He told them the strike was a mistake and they should bide their time.
With few members, the union didn't have the money for strike pay.
He urged them to join the union, then they'd be able to call
an all-out strike and would be more effective.
The company was more defiant,
telling the strikers they could work or go away, just as they pleased.
Shortly afterward, the strike just fizzled out.
It isn't to say
they weren't organised,
they were terribly organised for their own interests
and they were militant in the true sense of that word
because they were tough men, used to fighting, hard drinking
and so forth and they didn't need a formal trade union structure.
They didn't need branch secretaries, branches, organisers and that sort
of thing, which was the typical structure of late Victorian unions.
In truth, navvies were hard to organise into unions.
They had a powerful sense of freedom and independence.
If they were unhappy, they could move elsewhere,
but they knew that if they did leave,
there would always be someone available to take their place.
In the end, membership of the navvy union could only be measured
in the hundreds.
I think they weren't remotely interested in joining unions
or going on strike. Going on strike was never an option anyway,
because there was always a lot more labour than there was demand for it
and so you kept the job you got until you were tired of it,
bored with it, irritated by someone or something
and then you walked off.
But you certainly didn't attempt to collectivise for...to bargain.
Not in the 19th century - the 20th century's a different story.
The Ship Canal changed Manchester and the navvy's way of life.
Soon after it was opened by Queen Victoria in 1894, work started
on Trafford Park, the world's first purpose-built industrial estate.
The newly created port of Manchester
went on to become the third largest in the country,
linking the city to the rest of the world.
With the canal finished and most of the new rail network
now in place, time was up for the navvy in Britain.
Some continued on the tramp, to Europe and America,
where more railways were being constructed.
But as for the towns they left behind, there was a sense of loss and
perhaps guilt at the prejudices and misconceptions of the humble navvy.
In his history of the Ship Canal construction,
Sir Bosdin Leech wrote,
"People who anticipated their advent with terror
"were sorry when the work was done, for they enriched
"the whole neighbourhood by earning good wages and spending them freely".
An efficient transport system helped to kick-start
the Industrial Revolution.
The canals, railways and the Ship Canal gave the country
the motorways of their age and changed the map of Britain.
But it wouldn't have been possible without an army of anonymous workers.
Elizabeth Garnett, from the Navvy Mission Society,
summed it all up nicely.

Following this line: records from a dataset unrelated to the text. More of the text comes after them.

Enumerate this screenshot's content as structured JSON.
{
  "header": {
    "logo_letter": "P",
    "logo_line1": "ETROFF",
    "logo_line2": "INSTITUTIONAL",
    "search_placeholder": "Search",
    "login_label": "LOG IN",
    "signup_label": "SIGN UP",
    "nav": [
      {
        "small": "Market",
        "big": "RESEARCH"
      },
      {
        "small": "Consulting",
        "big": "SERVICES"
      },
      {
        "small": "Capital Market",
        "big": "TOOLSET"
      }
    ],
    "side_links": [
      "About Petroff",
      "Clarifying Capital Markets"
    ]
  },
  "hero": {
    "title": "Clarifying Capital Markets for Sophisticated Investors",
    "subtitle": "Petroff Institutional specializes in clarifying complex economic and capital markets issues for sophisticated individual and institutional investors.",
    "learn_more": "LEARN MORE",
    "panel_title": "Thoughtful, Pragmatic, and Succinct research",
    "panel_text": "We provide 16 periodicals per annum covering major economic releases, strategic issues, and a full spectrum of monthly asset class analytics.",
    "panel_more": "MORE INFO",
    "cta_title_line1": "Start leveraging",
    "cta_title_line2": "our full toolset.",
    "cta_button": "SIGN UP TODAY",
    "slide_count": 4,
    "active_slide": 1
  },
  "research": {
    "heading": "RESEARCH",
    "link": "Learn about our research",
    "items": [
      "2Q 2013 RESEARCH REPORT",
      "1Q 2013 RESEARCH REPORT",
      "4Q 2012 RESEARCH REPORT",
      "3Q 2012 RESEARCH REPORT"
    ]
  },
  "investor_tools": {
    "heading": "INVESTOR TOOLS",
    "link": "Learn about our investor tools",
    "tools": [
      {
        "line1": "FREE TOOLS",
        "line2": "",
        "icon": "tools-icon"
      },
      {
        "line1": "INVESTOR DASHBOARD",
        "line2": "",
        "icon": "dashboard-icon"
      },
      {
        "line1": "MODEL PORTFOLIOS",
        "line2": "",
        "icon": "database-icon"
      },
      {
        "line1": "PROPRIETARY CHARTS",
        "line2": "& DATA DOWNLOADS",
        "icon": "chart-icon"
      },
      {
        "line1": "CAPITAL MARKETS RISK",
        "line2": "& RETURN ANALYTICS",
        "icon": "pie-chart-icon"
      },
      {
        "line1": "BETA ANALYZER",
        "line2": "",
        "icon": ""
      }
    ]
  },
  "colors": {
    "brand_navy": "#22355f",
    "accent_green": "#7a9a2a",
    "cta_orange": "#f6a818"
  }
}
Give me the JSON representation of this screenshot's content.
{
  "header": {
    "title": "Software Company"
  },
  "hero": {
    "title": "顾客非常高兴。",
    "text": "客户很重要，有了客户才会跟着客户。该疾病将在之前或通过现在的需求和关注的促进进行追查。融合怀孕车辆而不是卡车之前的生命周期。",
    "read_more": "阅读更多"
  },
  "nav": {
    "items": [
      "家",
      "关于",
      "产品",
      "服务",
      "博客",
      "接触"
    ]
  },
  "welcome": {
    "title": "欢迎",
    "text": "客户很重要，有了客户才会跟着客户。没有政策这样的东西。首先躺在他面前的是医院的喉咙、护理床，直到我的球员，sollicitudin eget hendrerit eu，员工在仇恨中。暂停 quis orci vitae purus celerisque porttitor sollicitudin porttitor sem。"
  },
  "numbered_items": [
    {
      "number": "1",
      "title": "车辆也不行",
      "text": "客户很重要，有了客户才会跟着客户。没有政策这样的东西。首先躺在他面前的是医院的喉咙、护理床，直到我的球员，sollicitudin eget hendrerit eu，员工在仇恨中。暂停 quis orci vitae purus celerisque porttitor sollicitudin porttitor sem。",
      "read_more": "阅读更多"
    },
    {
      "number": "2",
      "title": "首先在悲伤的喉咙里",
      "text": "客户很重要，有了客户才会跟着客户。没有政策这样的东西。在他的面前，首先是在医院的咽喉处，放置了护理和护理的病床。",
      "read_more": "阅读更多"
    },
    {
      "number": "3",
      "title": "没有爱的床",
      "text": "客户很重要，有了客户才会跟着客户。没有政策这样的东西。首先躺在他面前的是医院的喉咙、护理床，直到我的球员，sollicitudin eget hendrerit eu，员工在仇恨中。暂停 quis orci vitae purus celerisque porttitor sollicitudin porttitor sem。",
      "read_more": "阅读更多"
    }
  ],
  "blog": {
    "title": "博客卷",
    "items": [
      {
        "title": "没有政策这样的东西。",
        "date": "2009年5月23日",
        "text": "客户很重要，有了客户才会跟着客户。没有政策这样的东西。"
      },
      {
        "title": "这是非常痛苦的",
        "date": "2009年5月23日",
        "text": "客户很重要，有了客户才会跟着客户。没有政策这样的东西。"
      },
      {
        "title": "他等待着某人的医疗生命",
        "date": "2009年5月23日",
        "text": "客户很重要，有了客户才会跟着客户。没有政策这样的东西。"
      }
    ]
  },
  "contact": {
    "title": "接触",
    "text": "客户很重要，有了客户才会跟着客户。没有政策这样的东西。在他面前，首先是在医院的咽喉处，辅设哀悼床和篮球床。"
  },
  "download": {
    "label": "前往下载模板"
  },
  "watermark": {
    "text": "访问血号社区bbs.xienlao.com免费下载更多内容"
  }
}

"Their work will last for ages
"and if the world remains so long,
"people will come hundreds of years hence to look at
"and to wonder at what they have done".

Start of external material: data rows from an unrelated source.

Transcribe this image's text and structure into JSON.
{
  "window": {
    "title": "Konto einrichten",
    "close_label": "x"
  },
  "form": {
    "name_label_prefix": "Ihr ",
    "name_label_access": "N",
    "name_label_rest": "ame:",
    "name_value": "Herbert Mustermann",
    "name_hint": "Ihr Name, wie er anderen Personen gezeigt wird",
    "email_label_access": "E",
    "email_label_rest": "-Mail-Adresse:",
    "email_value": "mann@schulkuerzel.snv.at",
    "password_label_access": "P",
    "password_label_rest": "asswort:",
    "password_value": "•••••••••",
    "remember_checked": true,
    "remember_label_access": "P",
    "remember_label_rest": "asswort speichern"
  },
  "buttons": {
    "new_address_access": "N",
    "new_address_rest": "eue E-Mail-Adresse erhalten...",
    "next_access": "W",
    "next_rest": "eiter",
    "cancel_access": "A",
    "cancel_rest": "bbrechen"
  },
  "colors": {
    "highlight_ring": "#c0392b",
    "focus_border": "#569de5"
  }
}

And she was right - the navvies may be all but forgotten,
but their legacy lives on.